*Activity*. Print the records below exactly as they appear. Omit all pictures.
** Opening Data for the task block **
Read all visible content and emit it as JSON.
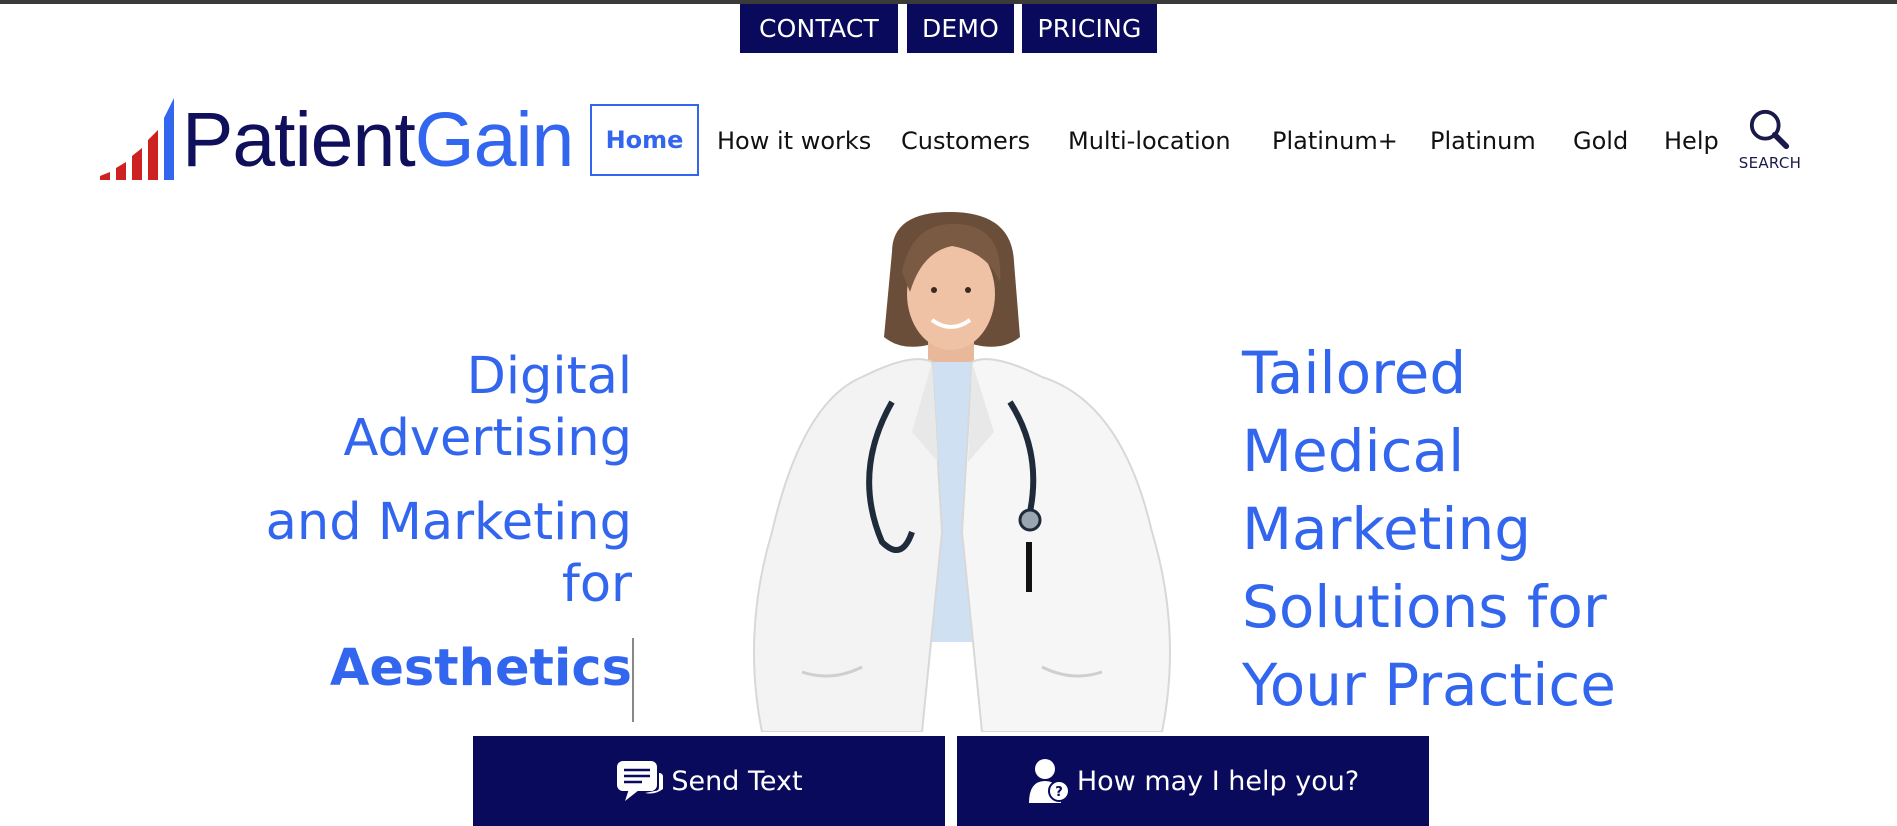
{
  "top_links": {
    "contact": "CONTACT",
    "demo": "DEMO",
    "pricing": "PRICING"
  },
  "logo": {
    "part1": "Patient",
    "part2": "Gain",
    "colors": {
      "dark": "#0f0f5c",
      "accent": "#3366ee",
      "bars": "#cc2222"
    }
  },
  "nav": {
    "home": "Home",
    "items": [
      "How it works",
      "Customers",
      "Multi-location",
      "Platinum+",
      "Platinum",
      "Gold",
      "Help"
    ],
    "search_label": "SEARCH"
  },
  "hero": {
    "left_lines": [
      "Digital",
      "Advertising",
      "and Marketing",
      "for"
    ],
    "left_highlight": "Aesthetics",
    "right_lines": [
      "Tailored",
      "Medical",
      "Marketing",
      "Solutions for",
      "Your Practice"
    ]
  },
  "bottom": {
    "send_text": "Send Text",
    "help": "How may I help you?"
  },
  "colors": {
    "navy": "#0a0a5c",
    "accent": "#3366ee"
  }
}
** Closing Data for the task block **
*The completed task*.
Read all visible content and emit it as JSON.
{
  "top_links": {
    "contact": "CONTACT",
    "demo": "DEMO",
    "pricing": "PRICING"
  },
  "logo": {
    "part1": "Patient",
    "part2": "Gain",
    "colors": {
      "dark": "#0f0f5c",
      "accent": "#3366ee",
      "bars": "#cc2222"
    }
  },
  "nav": {
    "home": "Home",
    "items": [
      "How it works",
      "Customers",
      "Multi-location",
      "Platinum+",
      "Platinum",
      "Gold",
      "Help"
    ],
    "search_label": "SEARCH"
  },
  "hero": {
    "left_lines": [
      "Digital",
      "Advertising",
      "and Marketing",
      "for"
    ],
    "left_highlight": "Aesthetics",
    "right_lines": [
      "Tailored",
      "Medical",
      "Marketing",
      "Solutions for",
      "Your Practice"
    ]
  },
  "bottom": {
    "send_text": "Send Text",
    "help": "How may I help you?"
  },
  "colors": {
    "navy": "#0a0a5c",
    "accent": "#3366ee"
  }
}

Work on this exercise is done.